[Records for the exercise Boundary: Start]

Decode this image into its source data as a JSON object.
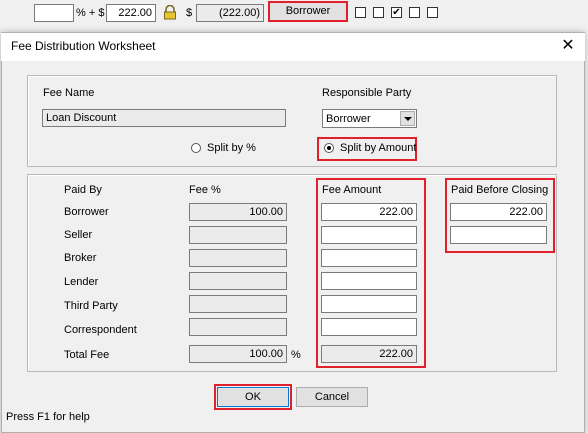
{
  "background": {
    "pct_symbol_label": "% + $",
    "amount_value": "222.00",
    "dollar_label": "$",
    "paid_value": "(222.00)",
    "borrower_button": "Borrower",
    "checkbox_check": "✔"
  },
  "dialog": {
    "title": "Fee Distribution Worksheet",
    "close_glyph": "✕",
    "fee_name_label": "Fee Name",
    "fee_name_value": "Loan Discount",
    "responsible_party_label": "Responsible Party",
    "responsible_party_value": "Borrower",
    "split_by_percent_label": "Split by %",
    "split_by_amount_label": "Split by Amount",
    "columns": {
      "paid_by": "Paid By",
      "fee_percent": "Fee %",
      "fee_amount": "Fee Amount",
      "paid_before_closing": "Paid Before Closing"
    },
    "rows": [
      {
        "label": "Borrower",
        "fee_percent": "100.00",
        "fee_amount": "222.00",
        "pbc": "222.00"
      },
      {
        "label": "Seller",
        "fee_percent": "",
        "fee_amount": "",
        "pbc": ""
      },
      {
        "label": "Broker",
        "fee_percent": "",
        "fee_amount": ""
      },
      {
        "label": "Lender",
        "fee_percent": "",
        "fee_amount": ""
      },
      {
        "label": "Third Party",
        "fee_percent": "",
        "fee_amount": ""
      },
      {
        "label": "Correspondent",
        "fee_percent": "",
        "fee_amount": ""
      }
    ],
    "total_label": "Total Fee",
    "total_percent": "100.00",
    "percent_symbol": "%",
    "total_amount": "222.00",
    "ok_label": "OK",
    "cancel_label": "Cancel",
    "status_text": "Press F1 for help"
  },
  "colors": {
    "highlight_red": "#e0202c",
    "window_bg": "#f0f0f0"
  }
}
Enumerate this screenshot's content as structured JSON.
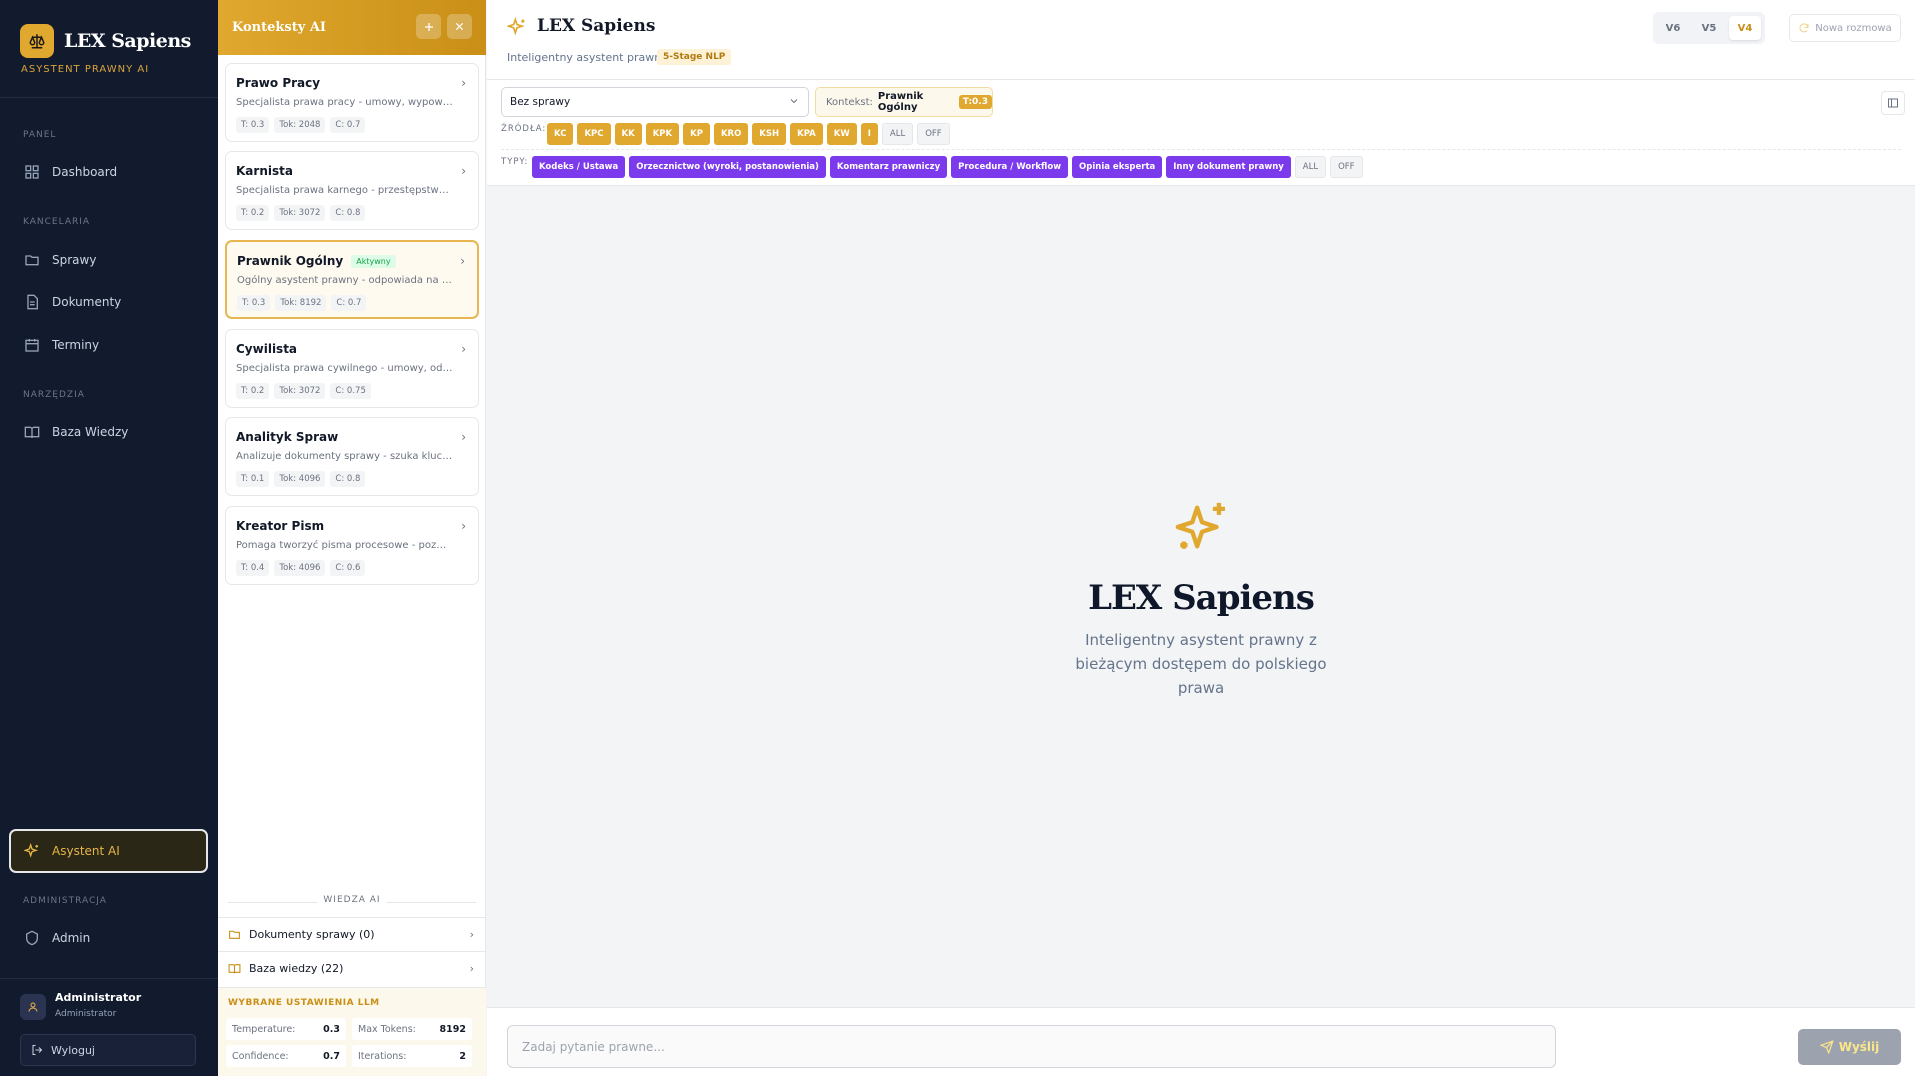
{
  "sidebar": {
    "brand": "LEX Sapiens",
    "tagline": "ASYSTENT PRAWNY AI",
    "sections": {
      "panel": "PANEL",
      "kancelaria": "KANCELARIA",
      "narzedzia": "NARZĘDZIA",
      "administracja": "ADMINISTRACJA"
    },
    "items": {
      "dashboard": "Dashboard",
      "sprawy": "Sprawy",
      "dokumenty": "Dokumenty",
      "terminy": "Terminy",
      "baza_wiedzy": "Baza Wiedzy",
      "asystent": "Asystent AI",
      "admin": "Admin"
    },
    "user": {
      "name": "Administrator",
      "role": "Administrator"
    },
    "logout": "Wyloguj"
  },
  "contexts": {
    "title": "Konteksty AI",
    "cards": [
      {
        "name": "Prawo Pracy",
        "desc": "Specjalista prawa pracy - umowy, wypowiedzenia, mobbing",
        "t": "T: 0.3",
        "tok": "Tok: 2048",
        "c": "C: 0.7"
      },
      {
        "name": "Karnista",
        "desc": "Specjalista prawa karnego - przestępstwa, kary, postępowanie",
        "t": "T: 0.2",
        "tok": "Tok: 3072",
        "c": "C: 0.8"
      },
      {
        "name": "Prawnik Ogólny",
        "badge": "Aktywny",
        "desc": "Ogólny asystent prawny - odpowiada na szeroki zakres pytań",
        "t": "T: 0.3",
        "tok": "Tok: 8192",
        "c": "C: 0.7"
      },
      {
        "name": "Cywilista",
        "desc": "Specjalista prawa cywilnego - umowy, odszkodowania, spadki",
        "t": "T: 0.2",
        "tok": "Tok: 3072",
        "c": "C: 0.75"
      },
      {
        "name": "Analityk Spraw",
        "desc": "Analizuje dokumenty sprawy - szuka kluczowych faktów",
        "t": "T: 0.1",
        "tok": "Tok: 4096",
        "c": "C: 0.8"
      },
      {
        "name": "Kreator Pism",
        "desc": "Pomaga tworzyć pisma procesowe - pozwy, wnioski",
        "t": "T: 0.4",
        "tok": "Tok: 4096",
        "c": "C: 0.6"
      }
    ],
    "wiedza_label": "WIEDZA AI",
    "docs": "Dokumenty sprawy (0)",
    "kb": "Baza wiedzy (22)",
    "llm": {
      "title": "WYBRANE USTAWIENIA LLM",
      "temperature_label": "Temperature:",
      "temperature": "0.3",
      "max_tokens_label": "Max Tokens:",
      "max_tokens": "8192",
      "confidence_label": "Confidence:",
      "confidence": "0.7",
      "iterations_label": "Iterations:",
      "iterations": "2"
    }
  },
  "main": {
    "title": "LEX Sapiens",
    "subtitle": "Inteligentny asystent prawny",
    "badge": "5-Stage NLP",
    "versions": [
      "V6",
      "V5",
      "V4"
    ],
    "active_version": "V4",
    "new_conversation": "Nowa rozmowa",
    "case_select": "Bez sprawy",
    "context_label": "Kontekst:",
    "context_value": "Prawnik Ogólny",
    "context_t": "T:0.3",
    "sources_label": "ŹRÓDŁA:",
    "sources": [
      "KC",
      "KPC",
      "KK",
      "KPK",
      "KP",
      "KRO",
      "KSH",
      "KPA",
      "KW",
      "I"
    ],
    "types_label": "TYPY:",
    "types": [
      "Kodeks / Ustawa",
      "Orzecznictwo (wyroki, postanowienia)",
      "Komentarz prawniczy",
      "Procedura / Workflow",
      "Opinia eksperta",
      "Inny dokument prawny"
    ],
    "all": "ALL",
    "off": "OFF",
    "hero_title": "LEX Sapiens",
    "hero_sub": "Inteligentny asystent prawny z bieżącym dostępem do polskiego prawa",
    "input_placeholder": "Zadaj pytanie prawne...",
    "send": "Wyślij"
  },
  "colors": {
    "accent": "#e0a82e",
    "sidebar_bg": "#121a2e",
    "type_chip": "#7c3aed"
  }
}
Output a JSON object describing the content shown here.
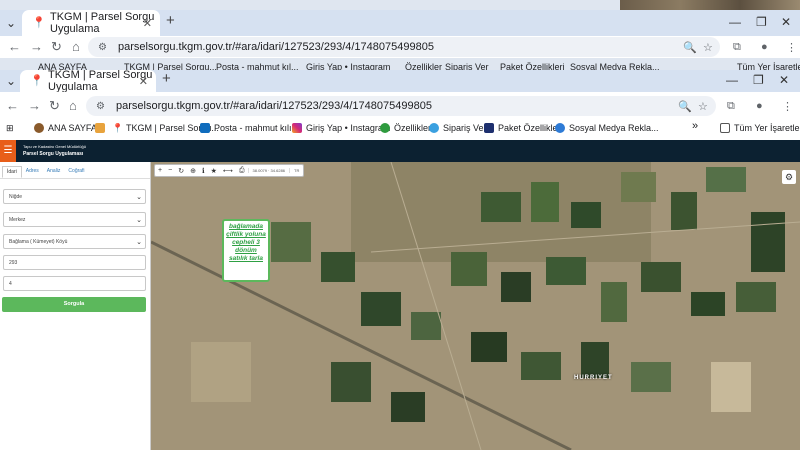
{
  "back_window": {
    "tab_title": "TKGM | Parsel Sorgu Uygulama",
    "url": "parselsorgu.tkgm.gov.tr/#ara/idari/127523/293/4/1748075499805",
    "bookmarks": [
      "ANA SAYFA",
      "TKGM | Parsel Sorgu...",
      "Posta - mahmut kıl...",
      "Giriş Yap • Instagram",
      "Özellikler",
      "Sipariş Ver",
      "Paket Özellikleri",
      "Sosyal Medya Rekla...",
      "Tüm Yer İşaretleri"
    ]
  },
  "front_window": {
    "tab_title": "TKGM | Parsel Sorgu Uygulama",
    "url": "parselsorgu.tkgm.gov.tr/#ara/idari/127523/293/4/1748075499805",
    "new_tab": "+",
    "bookmarks": {
      "ana_sayfa": "ANA SAYFA",
      "tkgm": "TKGM | Parsel Sorgu...",
      "posta": "Posta - mahmut kılı...",
      "instagram": "Giriş Yap • Instagram",
      "ozellikler": "Özellikler",
      "siparis": "Sipariş Ver",
      "paket": "Paket Özellikleri",
      "sosyal": "Sosyal Medya Rekla...",
      "more": "»",
      "tum": "Tüm Yer İşaretleri"
    }
  },
  "app": {
    "agency": "Tapu ve Kadastro Genel Müdürlüğü",
    "app_name": "Parsel Sorgu Uygulaması",
    "tabs": [
      "İdari",
      "Adres",
      "Analiz",
      "Coğrafi"
    ],
    "fields": {
      "il": "Niğde",
      "ilce": "Merkez",
      "mahalle": "Bağlama ( Kümeyet) Köyü",
      "ada": "293",
      "parsel": "4"
    },
    "query_button": "Sorgula",
    "map_coord": "38.0079 · 34.6286",
    "map_scale": "TR",
    "ad_text": [
      "bağlamada",
      "çiftlik yoluna",
      "cepheli 3",
      "dönüm",
      "satılık  tarla"
    ],
    "place_label": "HURRIYET"
  },
  "colors": {
    "header_bg": "#0c2131",
    "accent_orange": "#e85e1a",
    "query_green": "#5cb85c",
    "ad_text_green": "#2ea043"
  }
}
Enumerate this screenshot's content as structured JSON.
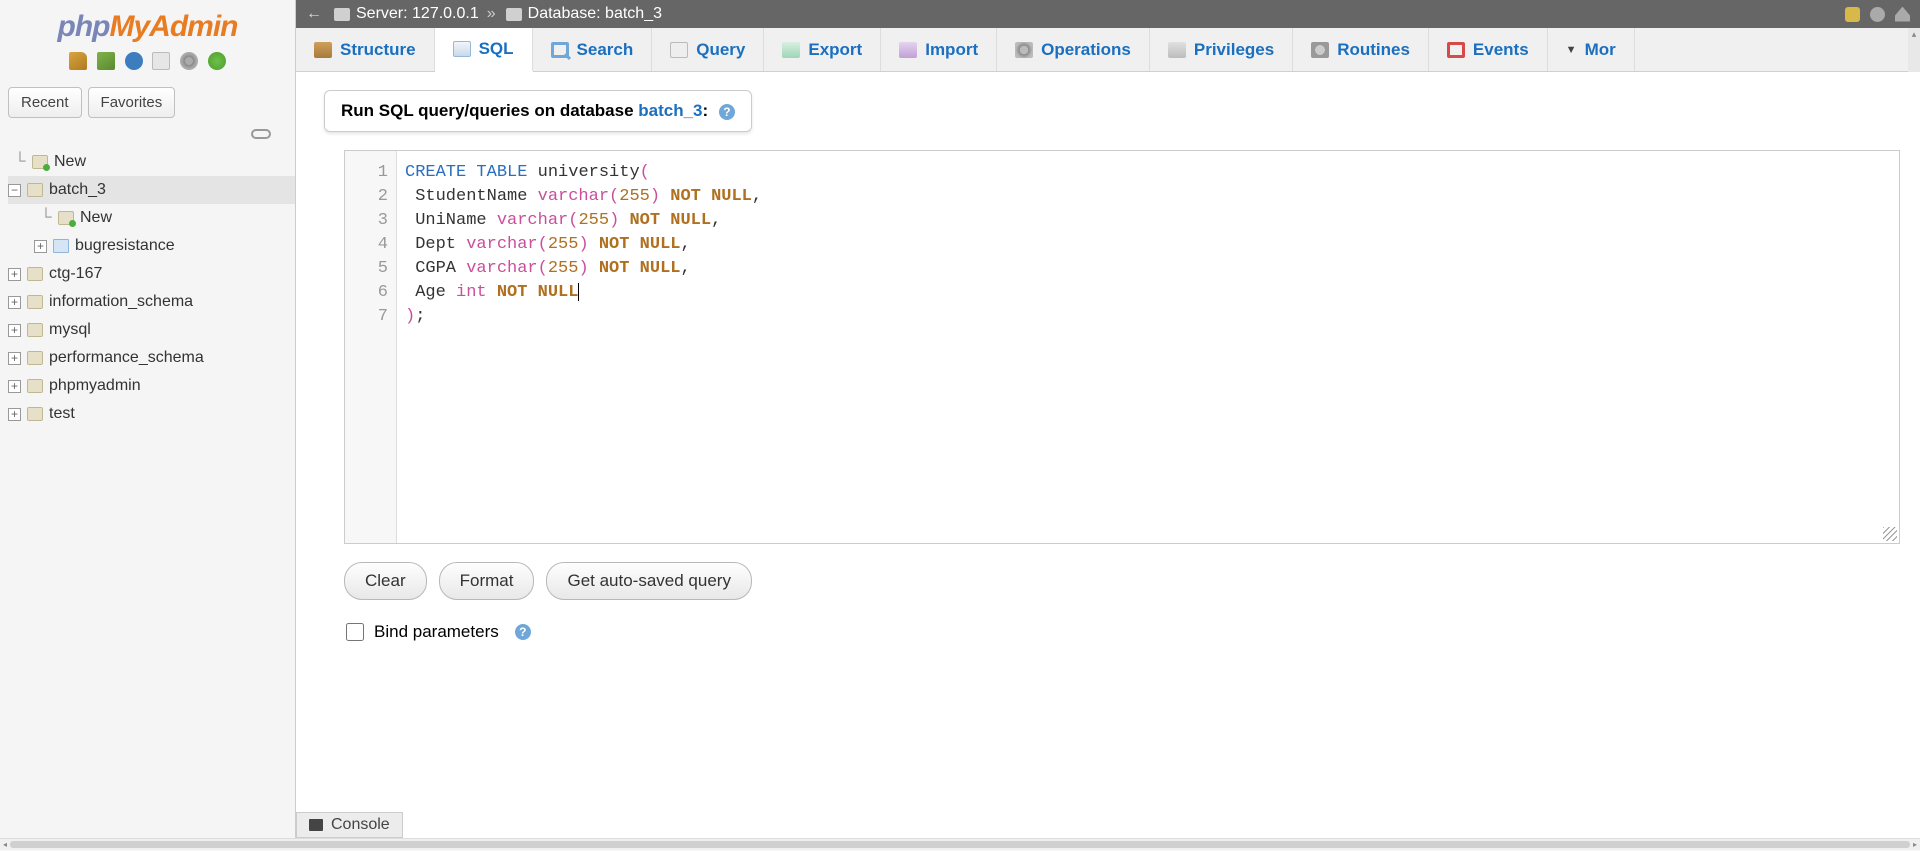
{
  "logo": {
    "p1": "php",
    "p2": "My",
    "p3": "Admin"
  },
  "sidebar": {
    "recent": "Recent",
    "favorites": "Favorites",
    "nodes": [
      {
        "label": "New",
        "type": "new",
        "indent": 0,
        "expander": ""
      },
      {
        "label": "batch_3",
        "type": "db",
        "indent": 0,
        "expander": "−",
        "selected": true
      },
      {
        "label": "New",
        "type": "new",
        "indent": 1,
        "expander": ""
      },
      {
        "label": "bugresistance",
        "type": "table",
        "indent": 1,
        "expander": "+"
      },
      {
        "label": "ctg-167",
        "type": "db",
        "indent": 0,
        "expander": "+"
      },
      {
        "label": "information_schema",
        "type": "db",
        "indent": 0,
        "expander": "+"
      },
      {
        "label": "mysql",
        "type": "db",
        "indent": 0,
        "expander": "+"
      },
      {
        "label": "performance_schema",
        "type": "db",
        "indent": 0,
        "expander": "+"
      },
      {
        "label": "phpmyadmin",
        "type": "db",
        "indent": 0,
        "expander": "+"
      },
      {
        "label": "test",
        "type": "db",
        "indent": 0,
        "expander": "+"
      }
    ]
  },
  "breadcrumb": {
    "server_label": "Server: ",
    "server_value": "127.0.0.1",
    "database_label": "Database: ",
    "database_value": "batch_3"
  },
  "tabs": {
    "structure": "Structure",
    "sql": "SQL",
    "search": "Search",
    "query": "Query",
    "export": "Export",
    "import": "Import",
    "operations": "Operations",
    "privileges": "Privileges",
    "routines": "Routines",
    "events": "Events",
    "more": "Mor"
  },
  "sql_panel": {
    "prefix": "Run SQL query/queries on database ",
    "dbname": "batch_3",
    "suffix": ":",
    "code_lines": [
      [
        {
          "t": "CREATE",
          "c": "kw"
        },
        {
          "t": " TABLE",
          "c": "kw"
        },
        {
          "t": " university"
        },
        {
          "t": "(",
          "c": "br"
        }
      ],
      [
        {
          "t": " StudentName "
        },
        {
          "t": "varchar",
          "c": "ty"
        },
        {
          "t": "(",
          "c": "br"
        },
        {
          "t": "255",
          "c": "num"
        },
        {
          "t": ")",
          "c": "br"
        },
        {
          "t": " NOT",
          "c": "constr"
        },
        {
          "t": " NULL",
          "c": "constr"
        },
        {
          "t": ","
        }
      ],
      [
        {
          "t": " UniName "
        },
        {
          "t": "varchar",
          "c": "ty"
        },
        {
          "t": "(",
          "c": "br"
        },
        {
          "t": "255",
          "c": "num"
        },
        {
          "t": ")",
          "c": "br"
        },
        {
          "t": " NOT",
          "c": "constr"
        },
        {
          "t": " NULL",
          "c": "constr"
        },
        {
          "t": ","
        }
      ],
      [
        {
          "t": " Dept "
        },
        {
          "t": "varchar",
          "c": "ty"
        },
        {
          "t": "(",
          "c": "br"
        },
        {
          "t": "255",
          "c": "num"
        },
        {
          "t": ")",
          "c": "br"
        },
        {
          "t": " NOT",
          "c": "constr"
        },
        {
          "t": " NULL",
          "c": "constr"
        },
        {
          "t": ","
        }
      ],
      [
        {
          "t": " CGPA "
        },
        {
          "t": "varchar",
          "c": "ty"
        },
        {
          "t": "(",
          "c": "br"
        },
        {
          "t": "255",
          "c": "num"
        },
        {
          "t": ")",
          "c": "br"
        },
        {
          "t": " NOT",
          "c": "constr"
        },
        {
          "t": " NULL",
          "c": "constr"
        },
        {
          "t": ","
        }
      ],
      [
        {
          "t": " Age "
        },
        {
          "t": "int",
          "c": "ty"
        },
        {
          "t": " NOT",
          "c": "constr"
        },
        {
          "t": " NULL",
          "c": "constr"
        }
      ],
      [
        {
          "t": ")",
          "c": "br"
        },
        {
          "t": ";"
        }
      ]
    ],
    "buttons": {
      "clear": "Clear",
      "format": "Format",
      "autosaved": "Get auto-saved query"
    },
    "bind_label": "Bind parameters"
  },
  "console_label": "Console"
}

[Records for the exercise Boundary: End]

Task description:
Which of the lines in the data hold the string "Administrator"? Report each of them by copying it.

Task solution:
      "name": "Administrator",
      "role": "Administrator"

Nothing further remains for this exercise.